Just like other artificial intelligence disciplines, computer vision has (lots of) shortcomings. For example, despite claimed high accuracy of algorithms based on deep learning for face recognition (such as DeepFace by Facebook) there could be times wherein those algorithms could not recognize even simple images. Could you imagine this deficiency was the inspiration for an art project?
Well, two German artists namely Stephan Bogner and Philipp Schmitt have tried exploring the limitations of face recognition algorithms and produce artistic portraits as a byproduct. The project is called Unseen Portraits and it uses OpenCV library to recognize faces while producing artistic photos by manipulating the original images.
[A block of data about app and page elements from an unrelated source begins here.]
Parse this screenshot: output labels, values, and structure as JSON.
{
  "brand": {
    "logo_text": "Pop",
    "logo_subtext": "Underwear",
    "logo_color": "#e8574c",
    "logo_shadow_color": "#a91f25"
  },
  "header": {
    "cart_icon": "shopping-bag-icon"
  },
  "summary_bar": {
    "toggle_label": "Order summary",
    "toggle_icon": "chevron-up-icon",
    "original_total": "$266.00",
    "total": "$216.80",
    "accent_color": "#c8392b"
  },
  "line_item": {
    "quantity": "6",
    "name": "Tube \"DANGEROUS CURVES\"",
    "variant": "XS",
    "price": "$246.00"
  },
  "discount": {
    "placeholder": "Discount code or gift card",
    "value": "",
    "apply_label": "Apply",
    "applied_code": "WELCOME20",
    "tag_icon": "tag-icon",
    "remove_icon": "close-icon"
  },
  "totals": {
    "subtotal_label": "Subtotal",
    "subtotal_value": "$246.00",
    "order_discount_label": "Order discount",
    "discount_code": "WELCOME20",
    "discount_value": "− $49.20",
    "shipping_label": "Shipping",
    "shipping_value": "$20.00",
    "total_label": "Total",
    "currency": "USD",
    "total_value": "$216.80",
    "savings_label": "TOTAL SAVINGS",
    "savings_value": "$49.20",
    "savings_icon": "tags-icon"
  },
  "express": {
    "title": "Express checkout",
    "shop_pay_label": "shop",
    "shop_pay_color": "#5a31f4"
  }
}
The project used two computers; one for distorting the image and one for recognition. Processing and an altered version of MapMap-Vauxhall was used for image distortion. A camera was also used to film the screen that displays distorted images and stream it to the second computer. The second computer applies OpenCV algorithm for face recognition to analyze the video in real time. As you can imagine, the algorithm initially is doing pretty well but as the image is getting distorted more and more, the capability of the software lessens. After a few moments, OpenCV algorithm could no longer recognize the photo anymore. At this very moment, the software will take a screenshot and that is the unseen portrait which is essentially invisible to the computer.
CV Dazzle has also produced a similar project. They investigated how we can conceal ourselves with the help of art in order for us to become invisible to face recognition softwares. They have teamed up with designers and stylists to trick the software. They wanted to discover how fashion could be used to camouflage from the technology of Face recognition.
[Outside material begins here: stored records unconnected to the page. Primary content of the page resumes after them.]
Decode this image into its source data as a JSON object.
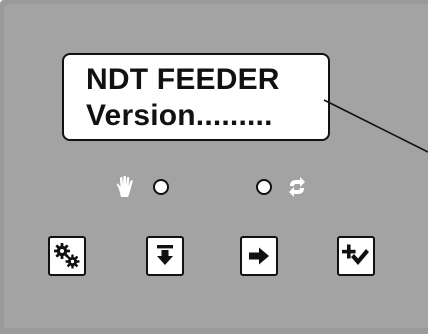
{
  "display": {
    "line1": "NDT FEEDER",
    "line2": "Version........."
  },
  "indicators": {
    "manual": {
      "icon": "hand-icon",
      "state": "off"
    },
    "auto": {
      "icon": "cycle-icon",
      "state": "off"
    }
  },
  "buttons": [
    {
      "id": "settings",
      "icon": "gears-icon"
    },
    {
      "id": "down",
      "icon": "arrow-down-to-bar-icon"
    },
    {
      "id": "forward",
      "icon": "arrow-right-icon"
    },
    {
      "id": "add-confirm",
      "icon": "plus-check-icon"
    }
  ],
  "colors": {
    "panel": "#a3a3a3",
    "panel_edge": "#9a9a9a",
    "display_bg": "#ffffff",
    "text": "#111111",
    "indicator_icon": "#ffffff"
  }
}
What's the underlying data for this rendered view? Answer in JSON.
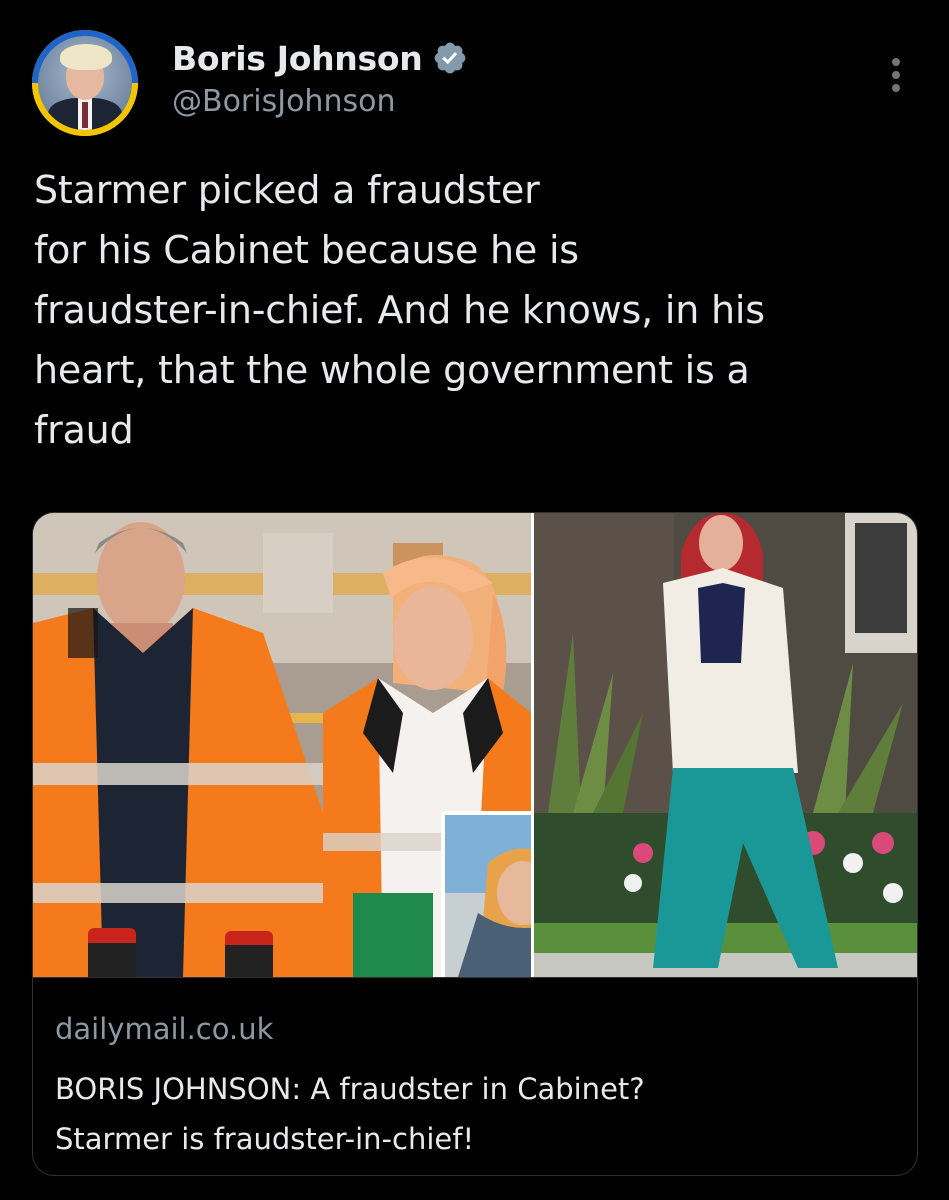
{
  "author": {
    "display_name": "Boris Johnson",
    "handle": "@BorisJohnson",
    "verified": true,
    "avatar_ring_colors": [
      "#1f64c8",
      "#f2c500"
    ]
  },
  "tweet": {
    "text": "Starmer picked a fraudster\nfor his Cabinet because he is\nfraudster-in-chief. And he knows, in his\nheart, that the whole government is a\nfraud"
  },
  "link_card": {
    "domain": "dailymail.co.uk",
    "title": "BORIS JOHNSON: A fraudster in Cabinet?\nStarmer is fraudster-in-chief!"
  },
  "icons": {
    "verified": "verified-badge-icon",
    "more": "more-options-icon"
  },
  "colors": {
    "background": "#000000",
    "text_primary": "#e7e9ea",
    "text_secondary": "#8b98a5",
    "verified_badge": "#829aab",
    "border": "#2f3336"
  }
}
The name of the CV Dazzle project was derived from the abbreviation of computer vision while Dazzle was used during WWI as a camouflage. CV Dazzle has a goal of breaking apart facial features that produces an Art that makes it unrecognizable in CV algorithms. OpenCV was also used in this project.
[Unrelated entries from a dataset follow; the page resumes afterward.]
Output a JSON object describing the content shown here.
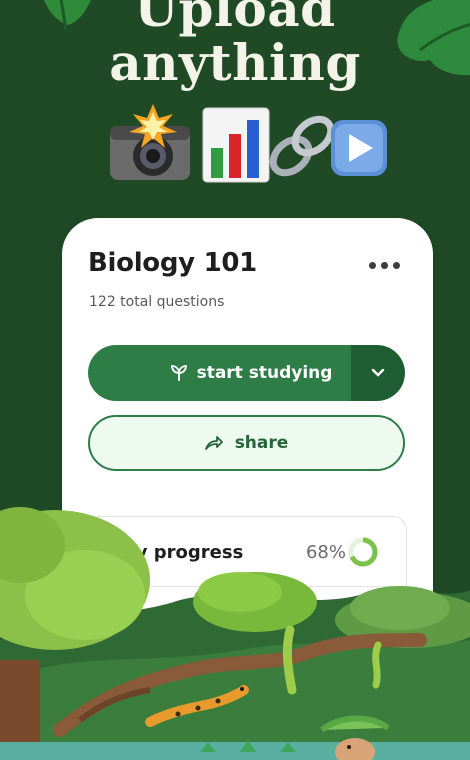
{
  "headline": {
    "line1": "Upload",
    "line2": "anything"
  },
  "emoji_icons": [
    "camera-flash-icon",
    "bar-chart-icon",
    "link-icon",
    "play-button-icon"
  ],
  "card": {
    "title": "Biology 101",
    "subtitle": "122 total questions",
    "study_button_label": "start studying",
    "share_button_label": "share",
    "progress": {
      "label": "my progress",
      "percent_text": "68%",
      "value": 0.68
    }
  },
  "colors": {
    "background": "#1f4a25",
    "primary_green": "#2e7d46",
    "dark_green": "#1f5e32",
    "share_bg": "#eefaf0",
    "ring_color": "#7cc24a"
  }
}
The difference on how humans and computers view the world was proved in these projects. The most interesting thing is that human eye (and brain) outperforms computers in recognizing distorted portraits. This fact shows that computer vision still has a lot of potential and space for improvement in the face recognition field.